How it is Different

Differ From the Traditional Music of Other Regions?

What makes this particular area’s traditional music a bit different from that of other parts of the country has a lot to do with the pattern of settlement in the Adirondacks, the region’s proximity to the Canadian provinces of Ontario and Quebec, and its heavily wooded landscape.

“Fiddlers went back and forth across the border (US/Canada) and played with each other, so their music is kind of merged together.  There’s a little twinge of Adirondack and a little twinge of Canadian together, and it’s a unique style all in itself, and they call it the Adirondack style....they do around here anyway .  Of course, in Canada, they call it the Canadian style! (laughs)”
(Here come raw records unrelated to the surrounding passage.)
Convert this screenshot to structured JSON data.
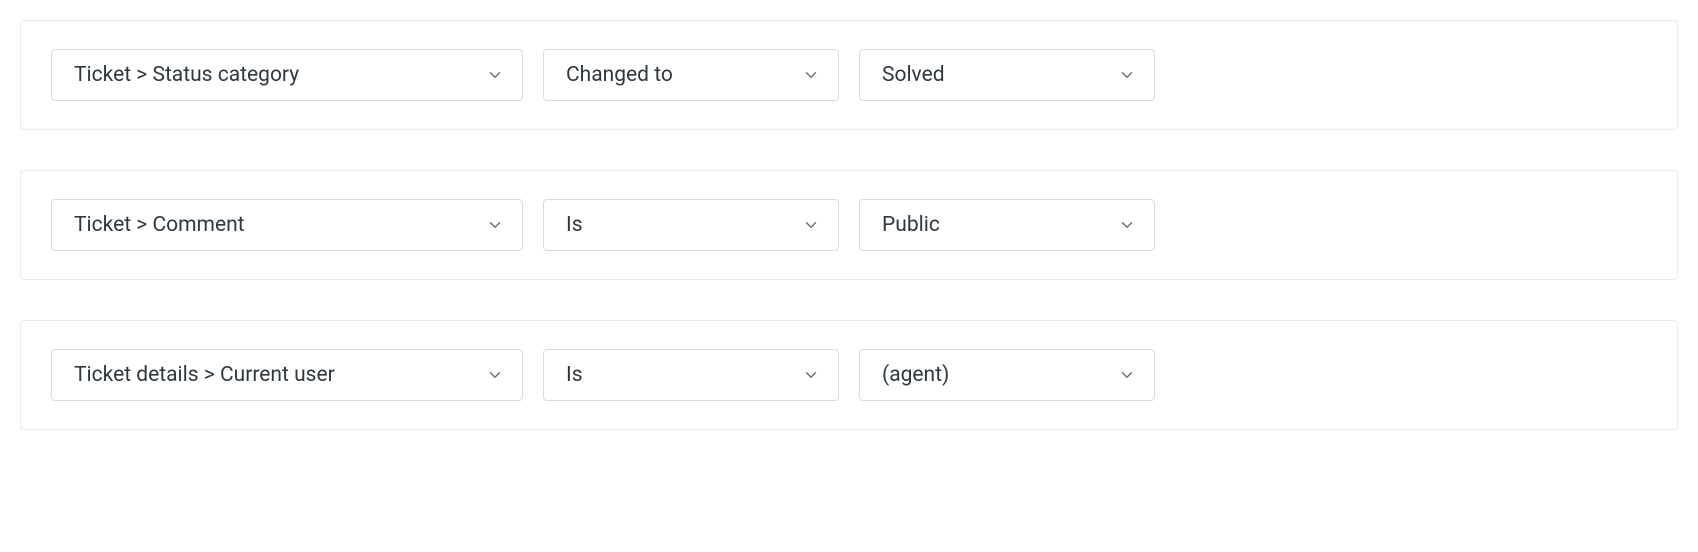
{
  "conditions": [
    {
      "field": "Ticket > Status category",
      "operator": "Changed to",
      "value": "Solved"
    },
    {
      "field": "Ticket > Comment",
      "operator": "Is",
      "value": "Public"
    },
    {
      "field": "Ticket details > Current user",
      "operator": "Is",
      "value": "(agent)"
    }
  ]
}
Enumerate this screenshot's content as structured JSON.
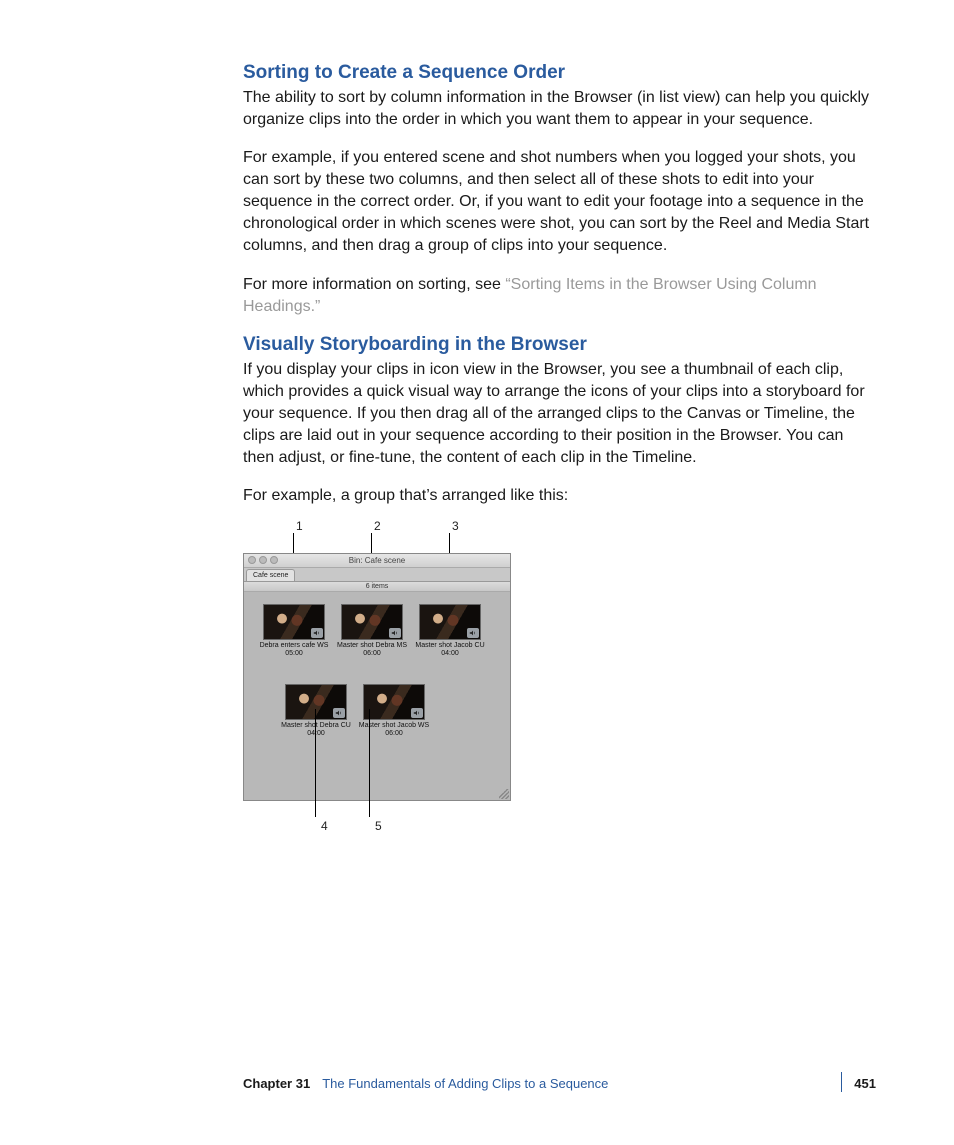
{
  "sections": {
    "s1": {
      "heading": "Sorting to Create a Sequence Order",
      "p1": "The ability to sort by column information in the Browser (in list view) can help you quickly organize clips into the order in which you want them to appear in your sequence.",
      "p2": "For example, if you entered scene and shot numbers when you logged your shots, you can sort by these two columns, and then select all of these shots to edit into your sequence in the correct order. Or, if you want to edit your footage into a sequence in the chronological order in which scenes were shot, you can sort by the Reel and Media Start columns, and then drag a group of clips into your sequence.",
      "p3_lead": "For more information on sorting, see ",
      "p3_xref": "“Sorting Items in the Browser Using Column Headings.”"
    },
    "s2": {
      "heading": "Visually Storyboarding in the Browser",
      "p1": "If you display your clips in icon view in the Browser, you see a thumbnail of each clip, which provides a quick visual way to arrange the icons of your clips into a storyboard for your sequence. If you then drag all of the arranged clips to the Canvas or Timeline, the clips are laid out in your sequence according to their position in the Browser. You can then adjust, or fine-tune, the content of each clip in the Timeline.",
      "p2": "For example, a group that’s arranged like this:"
    }
  },
  "bin": {
    "title": "Bin: Cafe scene",
    "tab": "Cafe scene",
    "count": "6 items",
    "clips": [
      {
        "label": "Debra enters cafe WS",
        "time": "05:00"
      },
      {
        "label": "Master shot Debra MS",
        "time": "06:00"
      },
      {
        "label": "Master shot Jacob CU",
        "time": "04:00"
      },
      {
        "label": "Master shot Debra CU",
        "time": "04:00"
      },
      {
        "label": "Master shot Jacob WS",
        "time": "06:00"
      }
    ]
  },
  "callouts": {
    "c1": "1",
    "c2": "2",
    "c3": "3",
    "c4": "4",
    "c5": "5"
  },
  "footer": {
    "chapter": "Chapter 31",
    "title": "The Fundamentals of Adding Clips to a Sequence",
    "page": "451"
  }
}
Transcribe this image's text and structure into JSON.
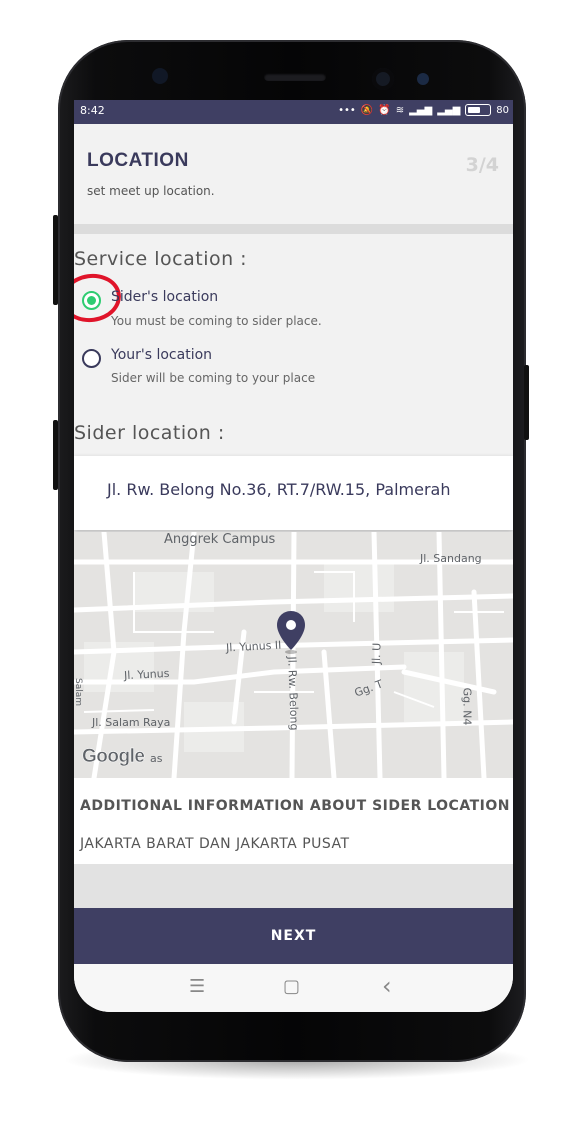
{
  "status_bar": {
    "time": "8:42",
    "icons": [
      "dots-icon",
      "mute-icon",
      "alarm-icon",
      "wifi-icon",
      "signal-icon",
      "signal-icon",
      "battery-icon"
    ],
    "battery_text": "80"
  },
  "header": {
    "title": "LOCATION",
    "subtitle": "set meet up location.",
    "step": "3/4"
  },
  "service": {
    "label": "Service location :",
    "options": [
      {
        "title": "Sider's location",
        "description": "You must be coming to sider place.",
        "selected": true
      },
      {
        "title": "Your's location",
        "description": "Sider will be coming to your place",
        "selected": false
      }
    ]
  },
  "sider_location": {
    "label": "Sider location :",
    "address": "Jl. Rw. Belong No.36, RT.7/RW.15, Palmerah"
  },
  "map": {
    "labels": {
      "campus": "Anggrek Campus",
      "sandang": "Jl. Sandang",
      "yunus_ii": "Jl. Yunus II",
      "yunus": "Jl. Yunus",
      "rw_belong": "Jl. Rw. Belong",
      "jl_u": "Jl. U",
      "gg_t": "Gg. T",
      "gg_n4": "Gg. N4",
      "salam": "Salam",
      "salam_raya": "Jl. Salam Raya",
      "as": "as"
    },
    "google": "Google",
    "colors": {
      "background": "#e4e3e1",
      "road": "#ffffff",
      "pin": "#3f3f63"
    }
  },
  "additional": {
    "title": "ADDITIONAL INFORMATION ABOUT SIDER LOCATION",
    "value": "JAKARTA BARAT DAN JAKARTA PUSAT"
  },
  "next_button": "NEXT",
  "nav_bar": {
    "menu_icon": "☰",
    "home_icon": "▢",
    "back_icon": "‹"
  },
  "colors": {
    "primary": "#3f3f63",
    "selected_radio": "#2ecc71",
    "highlight_ring": "#e0142a"
  }
}
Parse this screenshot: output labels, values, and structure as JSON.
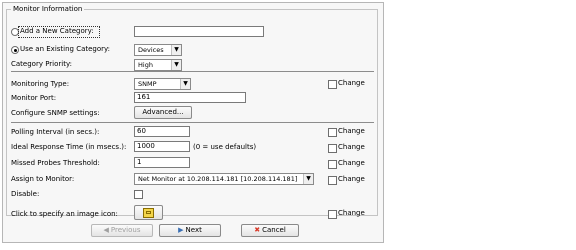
{
  "section_title": "Monitor Information",
  "category": {
    "add_new_label": "Add a New Category:",
    "add_new_value": "",
    "use_existing_label": "Use an Existing Category:",
    "existing_value": "Devices",
    "priority_label": "Category Priority:",
    "priority_value": "High"
  },
  "fields": {
    "monitoring_type_label": "Monitoring Type:",
    "monitoring_type_value": "SNMP",
    "monitor_port_label": "Monitor Port:",
    "monitor_port_value": "161",
    "snmp_settings_label": "Configure SNMP settings:",
    "advanced_button": "Advanced...",
    "polling_label": "Polling Interval (in secs.):",
    "polling_value": "60",
    "ideal_response_label": "Ideal Response Time (in msecs.):",
    "ideal_response_value": "1000",
    "ideal_response_hint": "(0 = use defaults)",
    "missed_probes_label": "Missed Probes Threshold:",
    "missed_probes_value": "1",
    "assign_label": "Assign to Monitor:",
    "assign_value": "Net Monitor at 10.208.114.181 [10.208.114.181]",
    "disable_label": "Disable:",
    "image_icon_label": "Click to specify an image icon:"
  },
  "change_label": "Change",
  "buttons": {
    "previous": "Previous",
    "next": "Next",
    "cancel": "Cancel"
  },
  "icons": {
    "previous": "previous-icon",
    "next": "next-icon",
    "cancel": "cancel-icon",
    "image": "image-icon"
  },
  "colors": {
    "cancel_icon": "#d83a2a",
    "next_icon": "#3a6fb3",
    "image_icon_bg": "#f3d54a"
  }
}
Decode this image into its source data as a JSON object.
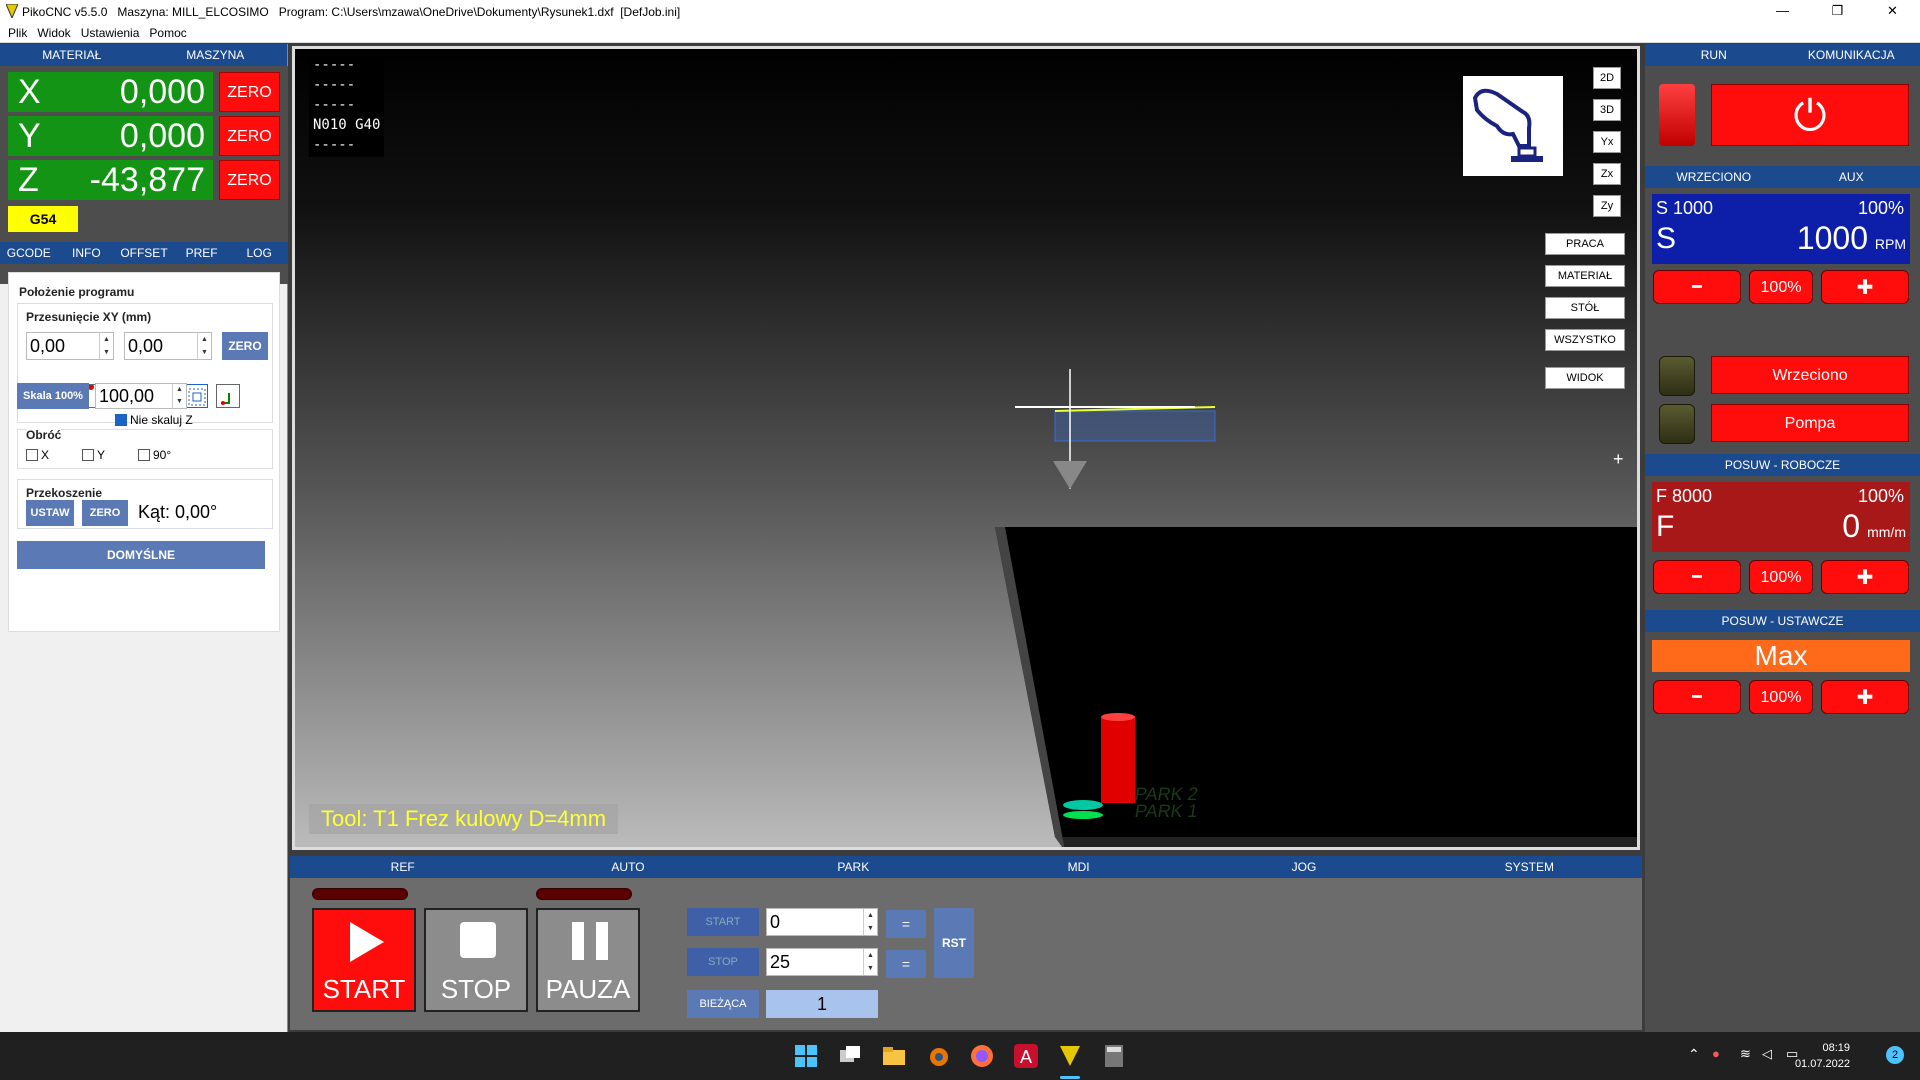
{
  "window": {
    "title": "PikoCNC v5.5.0   Maszyna: MILL_ELCOSIMO   Program: C:\\Users\\mzawa\\OneDrive\\Dokumenty\\Rysunek1.dxf  [DefJob.ini]",
    "minimize": "—",
    "maximize": "❐",
    "close": "✕"
  },
  "menu": [
    "Plik",
    "Widok",
    "Ustawienia",
    "Pomoc"
  ],
  "left": {
    "tabs_top": [
      "MATERIAŁ",
      "MASZYNA"
    ],
    "axes": [
      {
        "label": "X",
        "value": "0,000",
        "zero": "ZERO"
      },
      {
        "label": "Y",
        "value": "0,000",
        "zero": "ZERO"
      },
      {
        "label": "Z",
        "value": "-43,877",
        "zero": "ZERO"
      }
    ],
    "coord_system": "G54",
    "tabs": [
      "GCODE",
      "INFO",
      "OFFSET",
      "PREF",
      "LOG"
    ],
    "program_position": "Położenie programu",
    "offset_xy": "Przesunięcie XY (mm)",
    "offset_x": "0,00",
    "offset_y": "0,00",
    "zero_btn": "ZERO",
    "scale_btn": "Skala 100%",
    "scale_value": "100,00",
    "no_scale_z": "Nie skaluj Z",
    "rotate": "Obróć",
    "rot_x": "X",
    "rot_y": "Y",
    "rot_90": "90°",
    "skew": "Przekoszenie",
    "set_btn": "USTAW",
    "skew_zero": "ZERO",
    "angle": "Kąt: 0,00°",
    "default_btn": "DOMYŚLNE"
  },
  "viewport": {
    "code_lines": "-----\n-----\n-----\nN010 G40\n-----",
    "view_buttons": [
      "2D",
      "3D",
      "Yx",
      "Zx",
      "Zy"
    ],
    "zoom_buttons": [
      "PRACA",
      "MATERIAŁ",
      "STÓŁ",
      "WSZYSTKO"
    ],
    "view_btn": "WIDOK",
    "tool_info": "Tool: T1 Frez kulowy D=4mm",
    "park_labels": [
      "PARK 2",
      "PARK 1"
    ],
    "plus_mark": "+"
  },
  "bottom": {
    "tabs": [
      "REF",
      "AUTO",
      "PARK",
      "MDI",
      "JOG",
      "SYSTEM"
    ],
    "start": "START",
    "stop": "STOP",
    "pause": "PAUZA",
    "start_lbl": "START",
    "stop_lbl": "STOP",
    "start_val": "0",
    "stop_val": "25",
    "eq": "=",
    "rst": "RST",
    "current_lbl": "BIEŻĄCA",
    "current_val": "1"
  },
  "right": {
    "tabs_top": [
      "RUN",
      "KOMUNIKACJA"
    ],
    "power_icon": "⏻",
    "spindle_tabs": [
      "WRZECIONO",
      "AUX"
    ],
    "spindle_set": "S 1000",
    "spindle_pct": "100%",
    "spindle_letter": "S",
    "spindle_val": "1000",
    "spindle_unit": "RPM",
    "minus": "━",
    "plus": "✚",
    "pct": "100%",
    "wrzeciono": "Wrzeciono",
    "pompa": "Pompa",
    "feed_head": "POSUW - ROBOCZE",
    "feed_set": "F 8000",
    "feed_pct": "100%",
    "feed_letter": "F",
    "feed_val": "0",
    "feed_unit": "mm/m",
    "rapid_head": "POSUW - USTAWCZE",
    "rapid_val": "Max"
  },
  "taskbar": {
    "time": "08:19",
    "date": "01.07.2022",
    "notif": "2"
  },
  "colors": {
    "accent": "#1c4a8e",
    "zero_red": "#ff0d0d",
    "dro_green": "#149414",
    "g54_yellow": "#ffff00",
    "spindle_blue": "#0d1fa8",
    "feed_red": "#a81818",
    "rapid_orange": "#ff6a1a"
  }
}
-- Vic Kibler, Fiddler, Vails Mills

What might have ended up as a fairly typical blend of the musical traditions of America’s early settlers became greatly enriched and colored by the music of Canadian, French Canadian, Irish and other immigrants coming into the area for woods work in the 1840s and after.

“All of them Monica boys (were good singers) and their father, you know I could sit and listen to him sing all night and I didn’t know a word he said….he sung in French.”

-- Ted Ashlaw, Traditional Singer, Hermon

The recipe, if there were one, might read something like this:

    • Take the homemade musical traditions of England, Scotland, Northern Ireland, New England and rural New York State, in roughly equal parts, and begin to interweave them so each retains its own character while starting to blend with the others.

    • Add the continuous interchange between neighbors, laborers and fellow musicians in the lumber camps and elsewhere, and stir until half of the “lumps” disappear, allowing further melding to take place.

    • Bring down from Canada two dashes of Ontario’s musical traditions, and several liberal splashes of French-Canadian music from Quebec, and stir vigorously.  Repeat often.

    • Sprinkle in new waves of Irish, Scottish, German, northeastern American and other laborers bringing their music into the area for work in the lumber woods and mines.

    • Add the relative isolation of life in the North Country.

    • Over time, mix in more modern sensibilities and influences from radio, books, traveling shows and other media - - things like guitars, banjos or pianos accompanying  the singing, country western and popular songs and themes, larger bands playing old and new square dance tunes, etc. 

This is not to say, however, that there is one “Adirondack sound.” Far from it. 

Let’s explore several different flavors of TRADITIONAL ADIRONDACK MUSIC.

When I think of Traditional Adirondack Music, I think of
influences that I hear pretty much across the board.  Country, Quebecois, bluegrass, a capella, ballads, lumbering, hunting, fishing, and outdoor themes of all kinds work into the blend.


-- Chris Shaw, Contemporary Singer, Averill Park


A note about:

Indigenous and Ethnic Traditional Music in the Adirondacks

In addition to interpreting the traditional music of the dominant culture in the Adirondacks, as described above, we have included on this website a section on Indigenous and Ethnic Traditional Music of the area.  Native Americans were the first to establish music-making traditions. Myriad smaller pockets of later immigrants including Jewish, Lebanese, Polish, Italian, Norwegian, Hungarian, Swedish, Ukrainian, Chinese, Spanish and Welsh would each bring their musical traditions.

For the most part, these traditions  either didn't meld with any others, or we simply do not know enough about melding processes that did occur.  If you can contribute something to our small but growing Indigenous and Ethnic Traditional Music section, we’d love to hear from you.